Comfort and suffering go together. Both are a part of the normal Christian life. To know Christ and become like Him we must experience suffering. Paul makes this connection in his letter to the Philippians.
I want to know Christ– yes, to know the power of his resurrection and participation in his sufferings, becoming like him in his death, 11 and so, somehow, attaining to the resurrection from the dead. (Philippians 3:10-11 NIV)
Most of us are supported by an abundance of relationships. When we do suffer, there are people who care and reach out to comfort us. At least, that is the way it is supposed to work. For Christians this is especially true as we receive our greatest comfort directly from God. As with most things we receive from God the comfort we receive is to be shared with others. The goal of all this suffering and comforting is the strengthening of our patient endurance.
I do not like to exercise. Even though my mind knows that the brief suffering of an exercise routine reduces the possibility of serious suffering from a fall or a heart attack, I find it difficult to keep doing it. What I know is that my solo walk seems to take forever while my walks with my wife go by quickly. If I want to walk faster on my solo walk all I must do is get a grandson to walk with me. The walk will go quickly, and I will walk faster as my grandson pulls me along. The presence of another is comforting in the form of encouragement.
Paul was experiencing extreme suffering and needed comfort to be able to endure. He did not have all the technology that we have available today. Maybe that was a good thing. Paul had no technology crutches to rely on. He learned that the only thing He could rely on was God and God’s power to resurrect the dead. There was one other form of comfort that Paul identifies. He is comforted by the prayers of God’s people in the churches he has planted. Often, we share a prayer with someone in need by writing out our prayer and sending it to them in email. This is a wonderful way to communicate comfort, but Paul wants his readers to know that they can comfort him in prayer even though far away. Paul is telling us that we can comfort others even when we do not have access to technology. Paul believes that prayer makes a difference. He believes that when people pray, God acts, and the people who are experiencing God’s action give God thanks. Paul believes that prayer makes a difference and that the prayer of many makes a bigger difference.

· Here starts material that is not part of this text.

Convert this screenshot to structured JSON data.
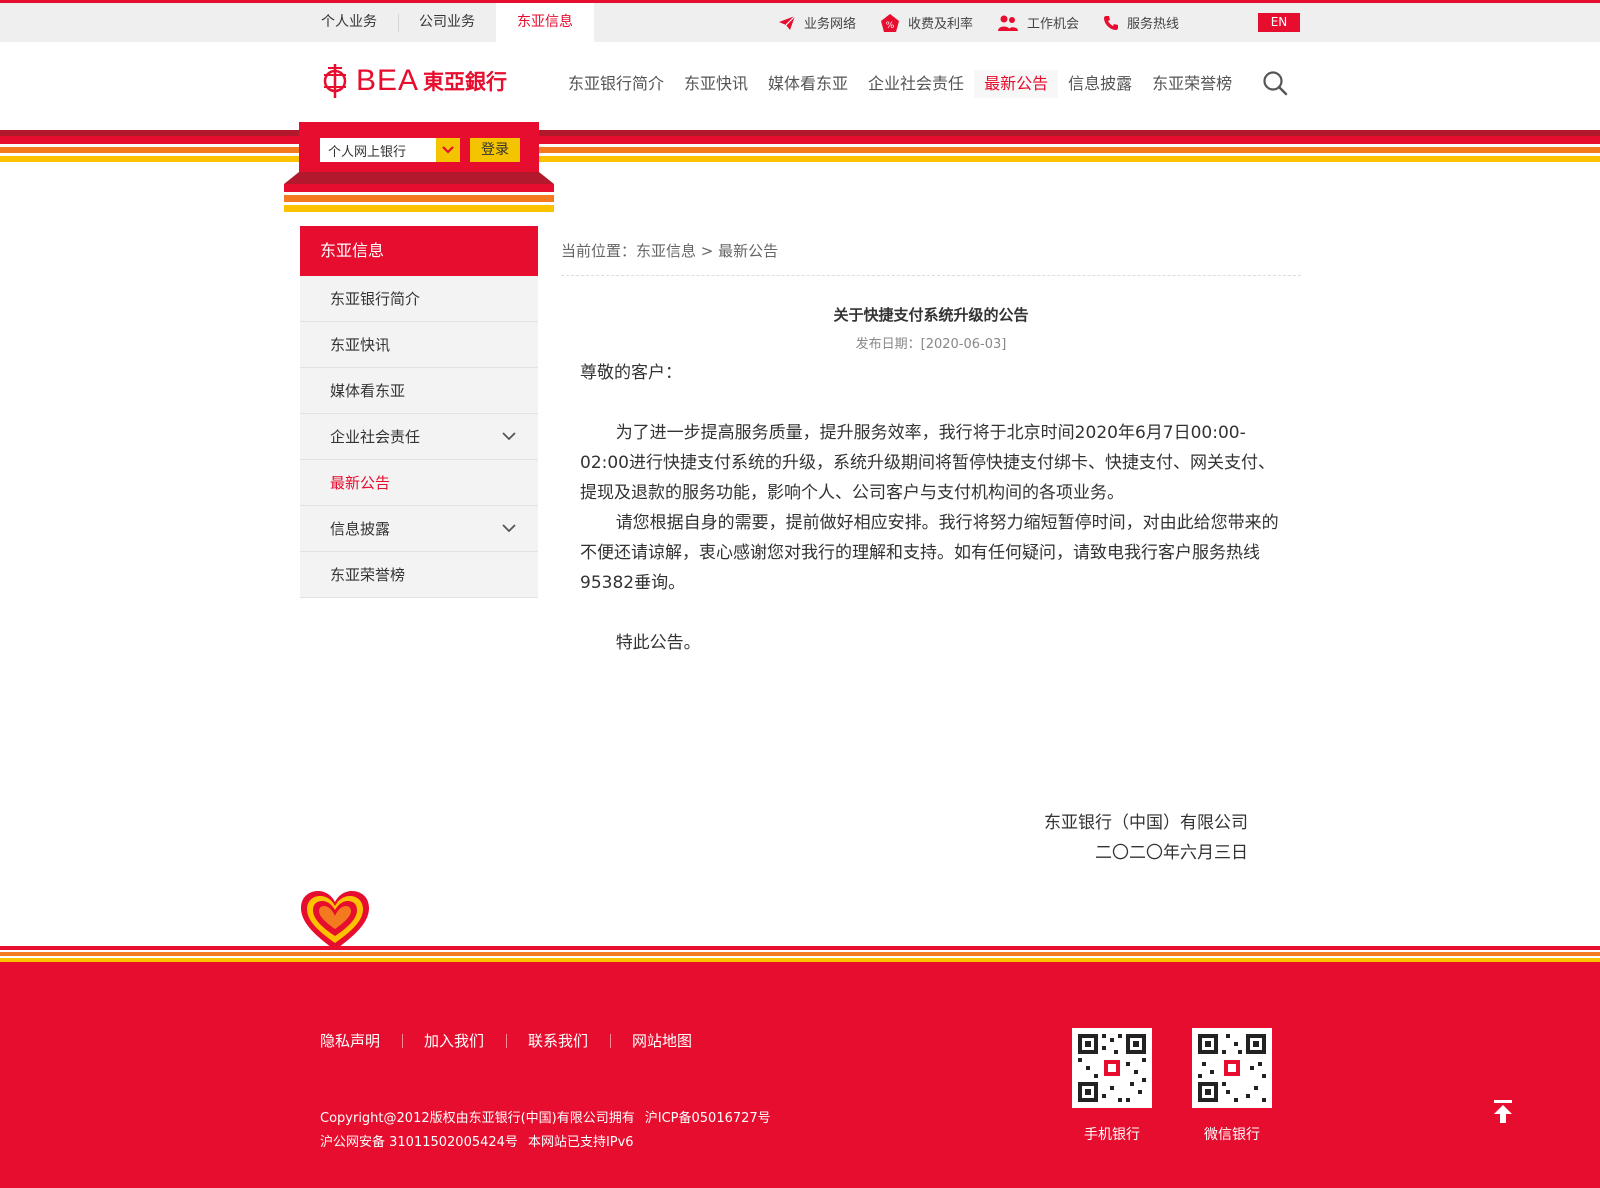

If you know someone who is suffering and needs comfort use all the technology available to you to reach out and encourage and comfort them. While you are doing this do not forget to pray for them. This will be a reminder to us and to them that ultimately comfort comes from God.